It is safe to assume that tourists are interested in visiting Turkey once again. The country tops the list of repeat visitors and the current best destination in the post-pandemic world. It is estimated that there might be a 10% rise in first-time visitors this year. As per the government's guesstimates, an increase of 150% is expected compared to 2020. This may bring the total number of tourists visiting Turkey in 20201 to 30 million. However, it depends on a variety of factors. Such as any new and unexpected travel bans will affect this figure tremendously.
The situation is entirely the opposite of what it was exactly one year back. In the mid-half of 2020, the first wave of novel coronaviruses hit every country real hard. Just like other countries, Turkey was also clueless about how to deal with this crisis.

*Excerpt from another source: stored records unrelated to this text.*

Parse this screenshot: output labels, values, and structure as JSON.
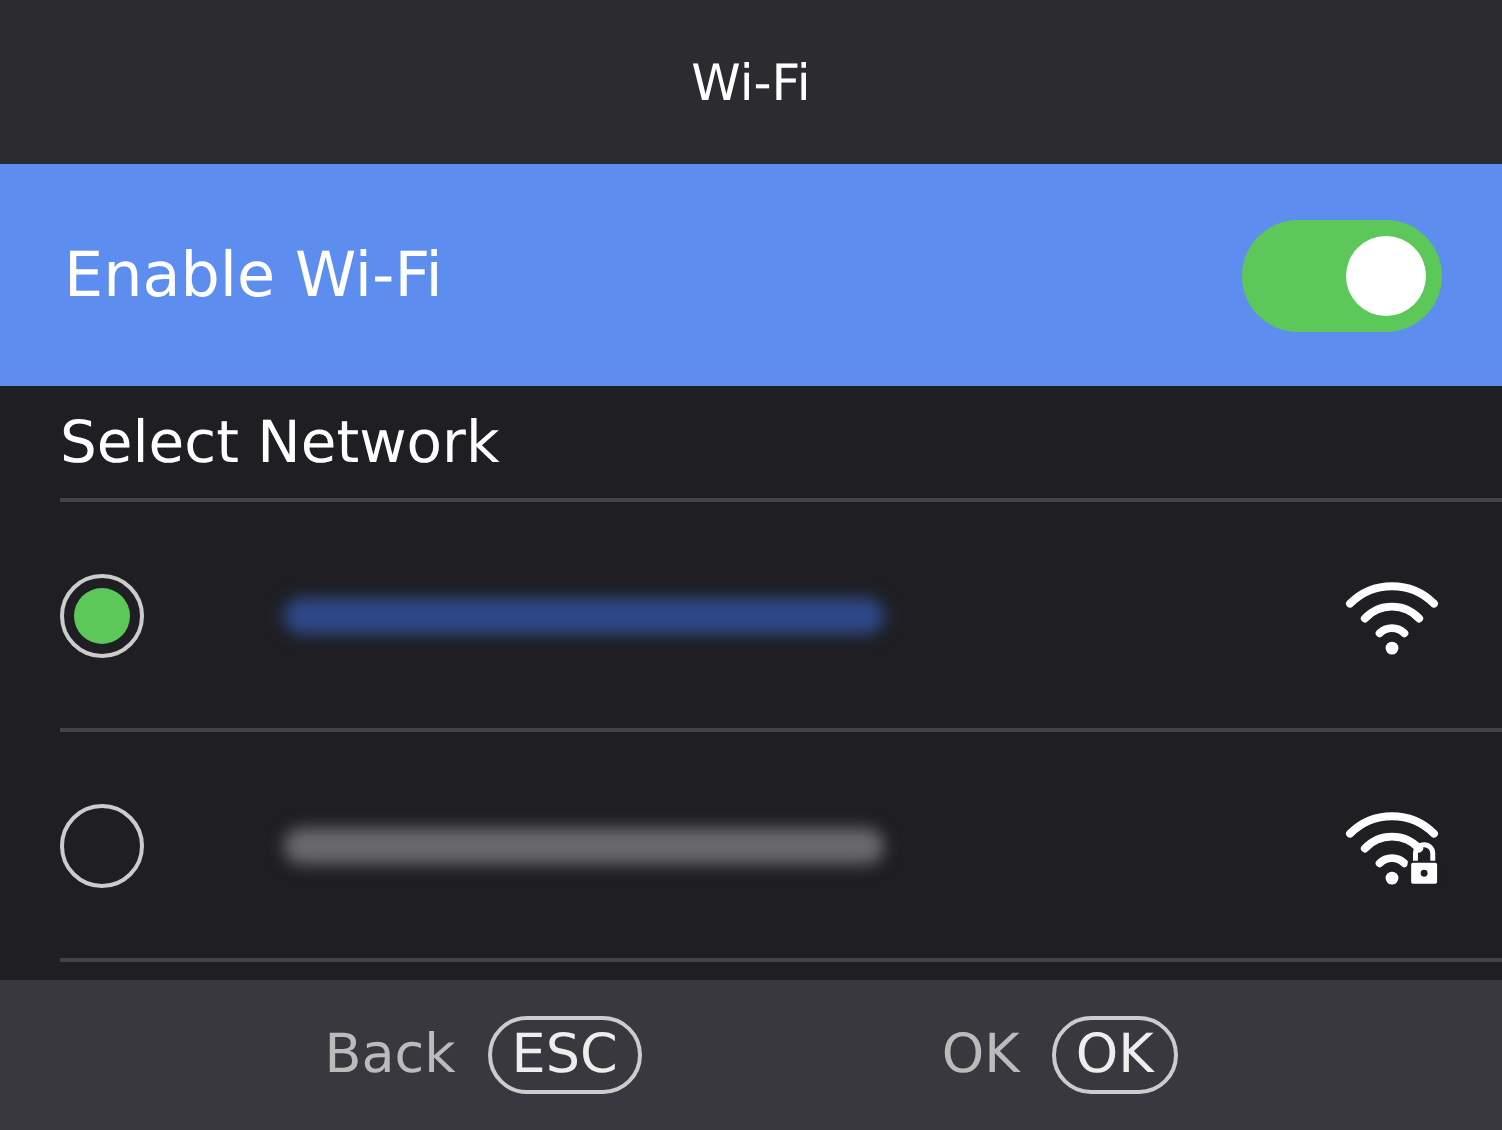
{
  "header": {
    "title": "Wi-Fi"
  },
  "enable_wifi": {
    "label": "Enable Wi-Fi",
    "on": true
  },
  "section_title": "Select Network",
  "networks": [
    {
      "selected": true,
      "locked": false,
      "color": "#2e4a8a"
    },
    {
      "selected": false,
      "locked": true,
      "color": "#6a6a6e"
    }
  ],
  "footer": [
    {
      "label": "Back",
      "key": "ESC"
    },
    {
      "label": "OK",
      "key": "OK"
    }
  ]
}
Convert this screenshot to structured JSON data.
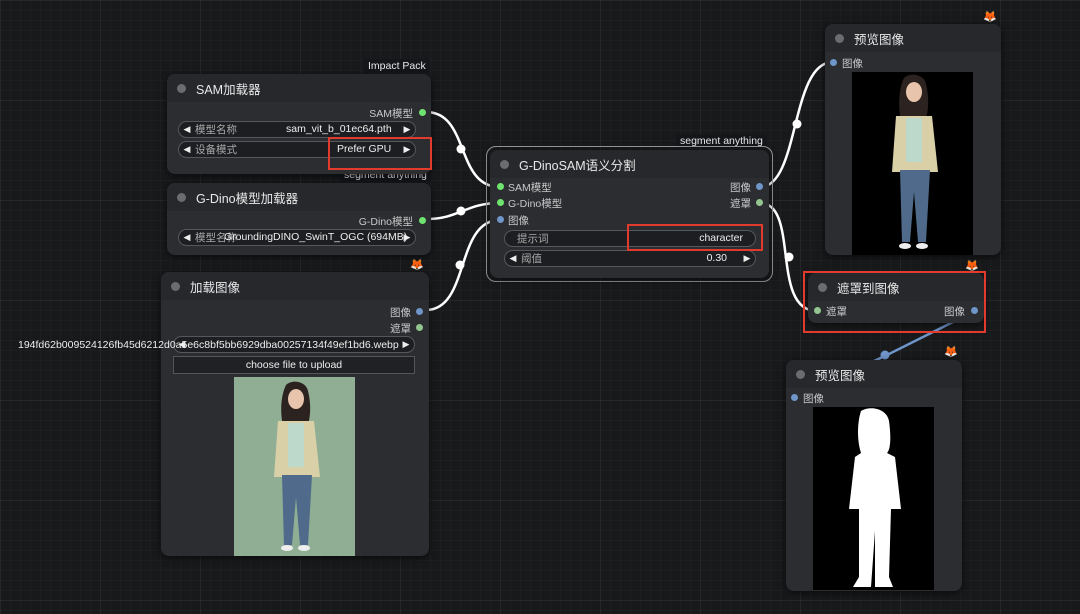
{
  "badges": {
    "impact_pack": "Impact Pack",
    "segment_anything_1": "segment anything",
    "segment_anything_2": "segment anything"
  },
  "sam_loader": {
    "title": "SAM加载器",
    "output": "SAM模型",
    "model_label": "模型名称",
    "model_value": "sam_vit_b_01ec64.pth",
    "device_label": "设备模式",
    "device_value": "Prefer GPU"
  },
  "gdino_loader": {
    "title": "G-Dino模型加载器",
    "output": "G-Dino模型",
    "model_label": "模型名称",
    "model_value": "GroundingDINO_SwinT_OGC (694MB)"
  },
  "load_image": {
    "title": "加载图像",
    "output_image": "图像",
    "output_mask": "遮罩",
    "filename": "194fd62b009524126fb45d6212d0a5e6c8bf5bb6929dba00257134f49ef1bd6.webp",
    "upload_label": "choose file to upload"
  },
  "gdino_sam": {
    "title": "G-DinoSAM语义分割",
    "input_sam": "SAM模型",
    "input_gdino": "G-Dino模型",
    "input_image": "图像",
    "output_image": "图像",
    "output_mask": "遮罩",
    "prompt_label": "提示词",
    "prompt_value": "character",
    "threshold_label": "阈值",
    "threshold_value": "0.30"
  },
  "preview_top": {
    "title": "预览图像",
    "input": "图像"
  },
  "mask_to_image": {
    "title": "遮罩到图像",
    "input": "遮罩",
    "output": "图像"
  },
  "preview_bottom": {
    "title": "预览图像",
    "input": "图像"
  },
  "fox_icon": "🦊",
  "arrow_left": "◀",
  "arrow_right": "▶",
  "colors": {
    "canvas": "#18191b",
    "node_bg": "#2b2d31",
    "highlight": "#e23b2e",
    "link": "#ffffff",
    "link_image": "#6f95c9"
  }
}
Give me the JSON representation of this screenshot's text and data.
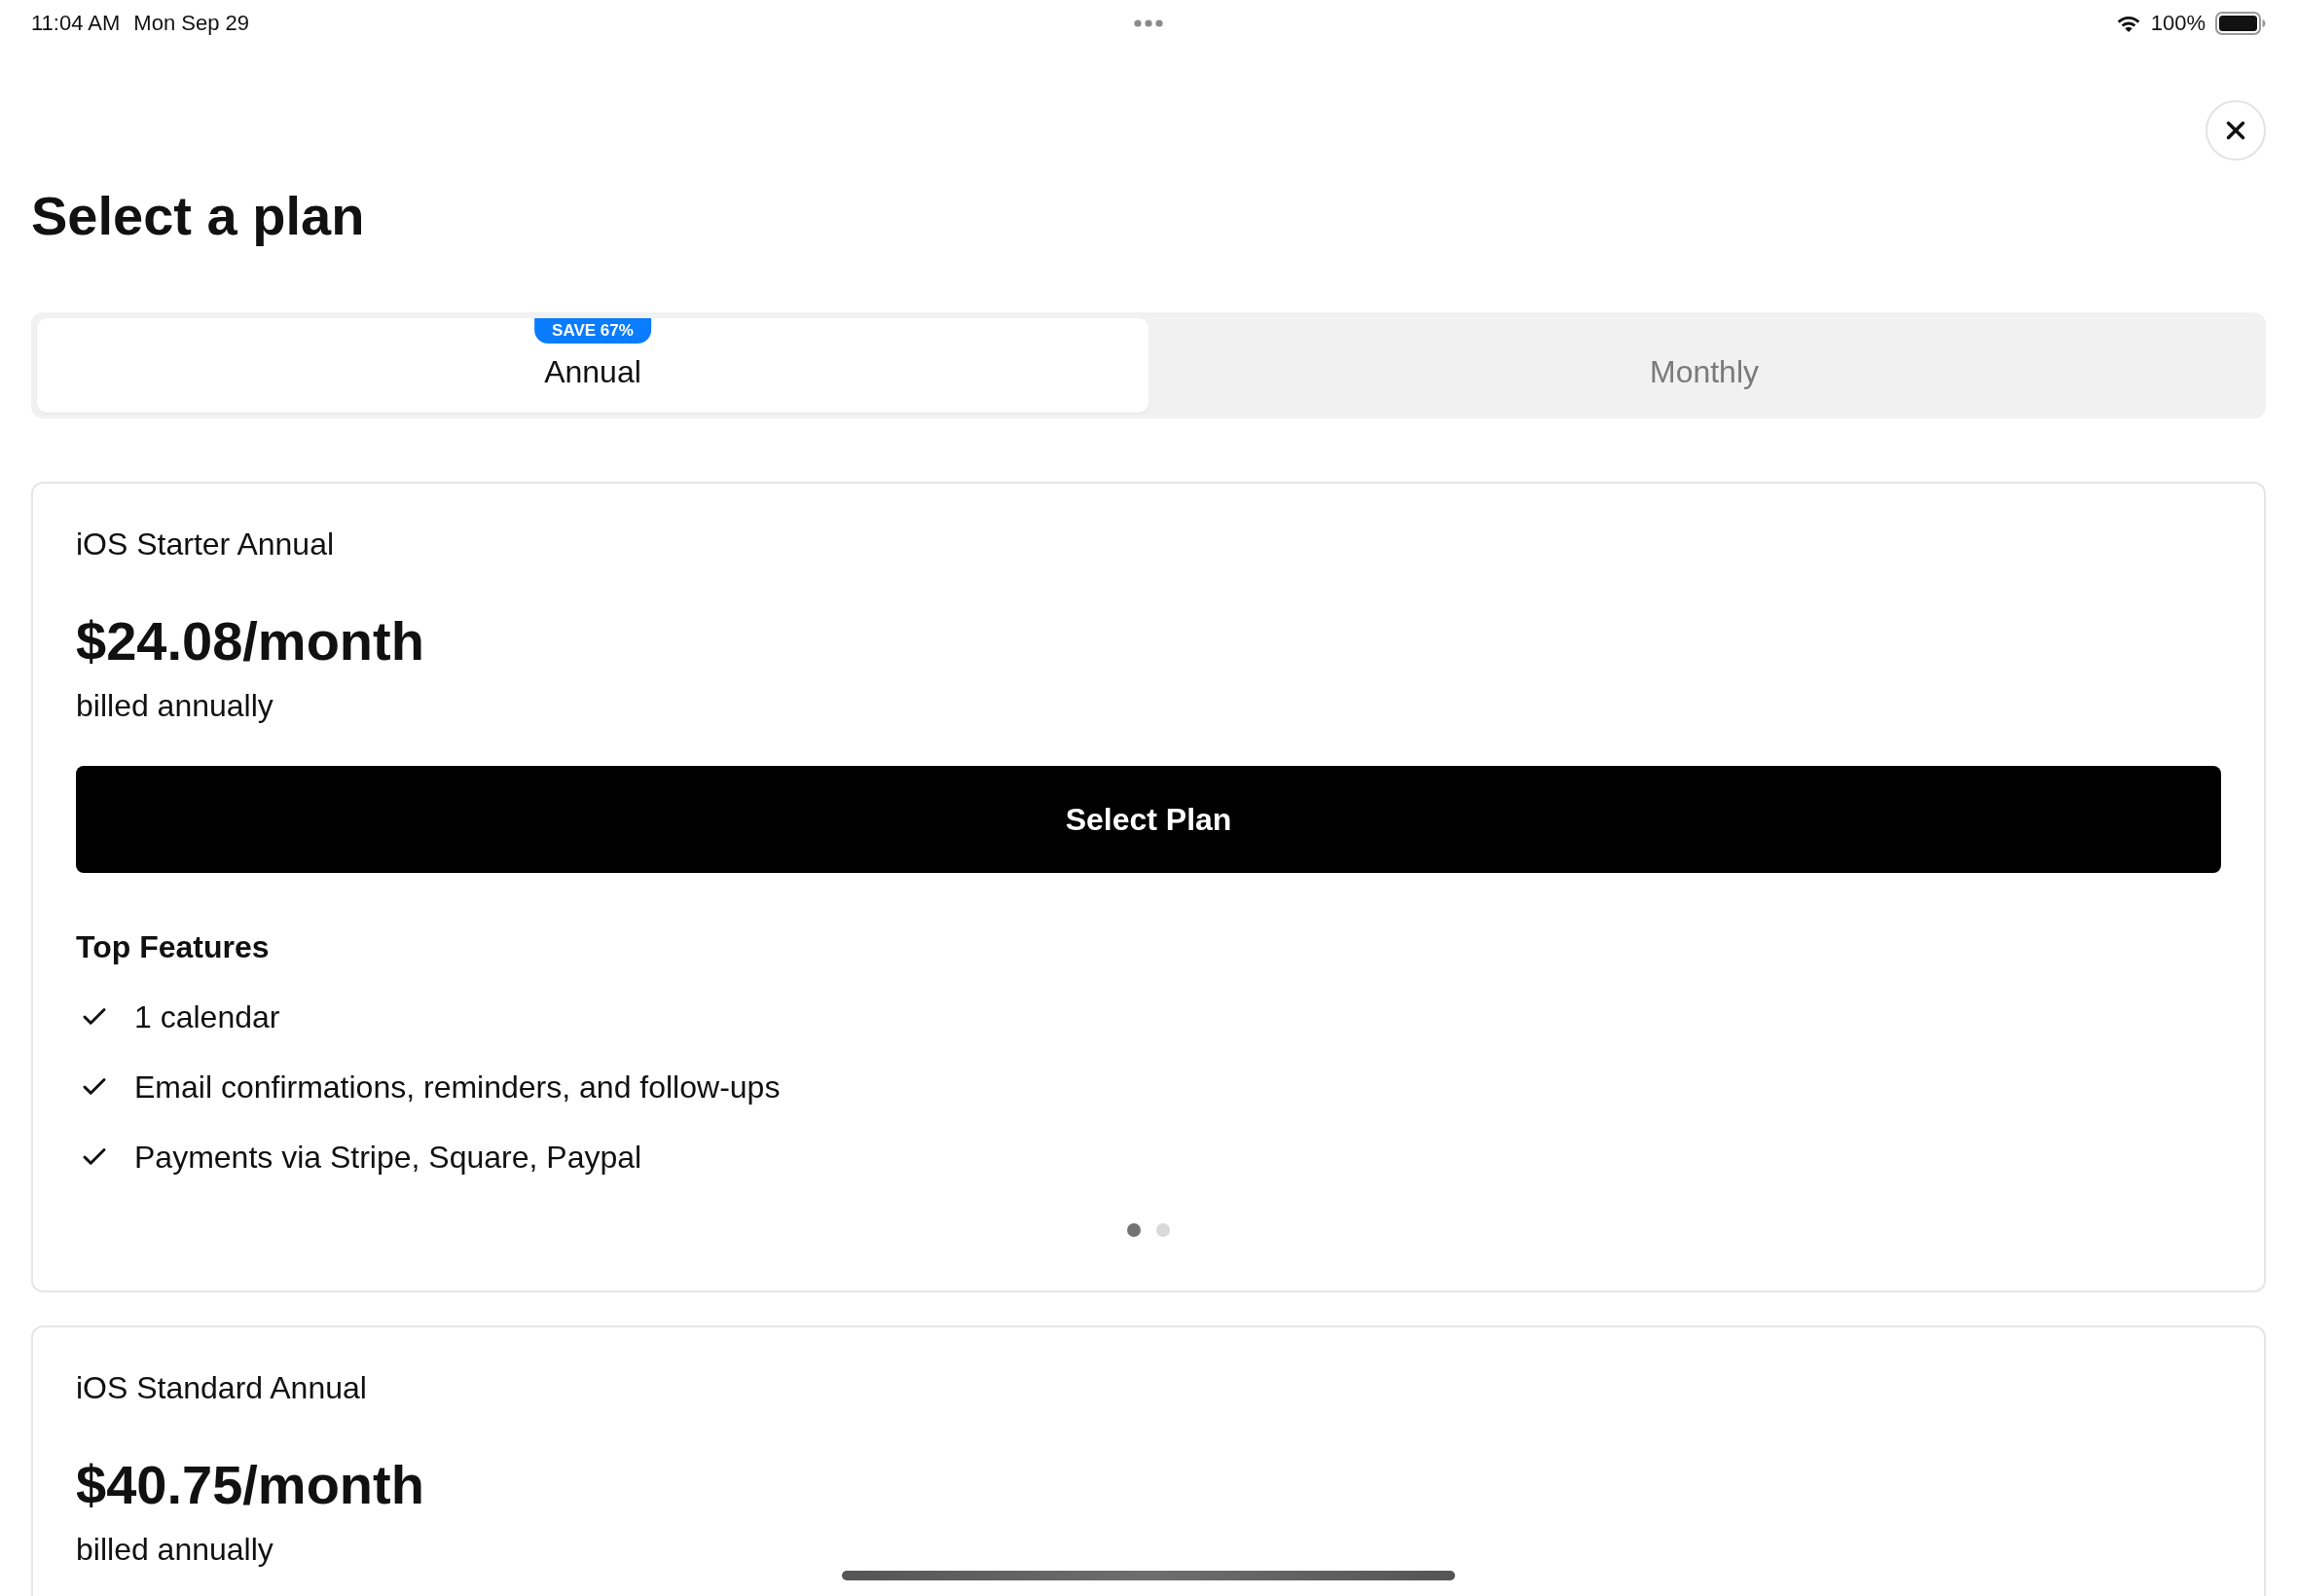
{
  "status_bar": {
    "time": "11:04 AM",
    "date": "Mon Sep 29",
    "battery": "100%"
  },
  "title": "Select a plan",
  "tabs": [
    {
      "label": "Annual",
      "selected": true,
      "badge": "SAVE 67%"
    },
    {
      "label": "Monthly",
      "selected": false
    }
  ],
  "plans": [
    {
      "name": "iOS Starter Annual",
      "price": "$24.08/month",
      "billing": "billed annually",
      "button": "Select Plan",
      "features_title": "Top Features",
      "features": [
        "1 calendar",
        "Email confirmations, reminders, and follow-ups",
        "Payments via Stripe, Square, Paypal"
      ],
      "pager": [
        {
          "selected": true
        },
        {
          "selected": false
        }
      ]
    },
    {
      "name": "iOS Standard Annual",
      "price": "$40.75/month",
      "billing": "billed annually"
    }
  ]
}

The government, however, picked up timely and implemented effective disinfection and social distancing strategies. Entire towns and cities underwent a rapid cleaning and disinfection spree. Moreover, to ensure that its hospitality sector was ready for the New Normal, measures like hygiene certificates, SOPs guidelines, and staff/managers training were introduced.
Personal and public hygiene was never as important in the country as it has become now. The sector, therefore, is ready for tourists now. There is a top-class level of safety and security, and hygiene conditions are top-notch even in Turkey's remotest areas.
Part of the pandemic-influenced cleaning measures was renovating hotel rooms and eliminating all those free items that were usually offered to guests, such as envelopes with hotel names printed, souvenirs, miniature sizes toiletries, telephone directories, etc.
Social distancing monitoring is one of the key measures the government has implemented. A contactless payments facility will be available wherever possible. However, this facility may not be available nationwide as there are many rural, remote areas in Turkey where there's only one ATM for the entire village. The government plans to address this issue in the upcoming months and intends to make contactless payments a default system.
By the time the summer season arrives, Turkey will already have waived the PCR test requirement. For instance, the country announced that inbound travellers arriving from the Republic of Ireland would not have to provide a PCR test starting from May. But, travel sector representatives are lobbying to force the government to move the date to mid-April for most coastal regions.
The reason behind this isn't that tourists don't want to get tested for coronavirus. The problem is that testing costs are high, as in many countries, a single test costs somewhere between $112 to $349. The test is way higher at facilities nearby airports since it is a requirement that a negative PCR test result obtained within the past 72 hours should be presented to the authorities.
In Turkey's case, this condition may not exist in the coming months if the general infection rates remain low. This, however, depends on us, the general public as well. Individual travellers must maintain the strictest level of hygiene, observe social distancing, and adhere to SOPs such as wear face mask, wash their hands frequently, and avoid physical contact with strangers as much as possible.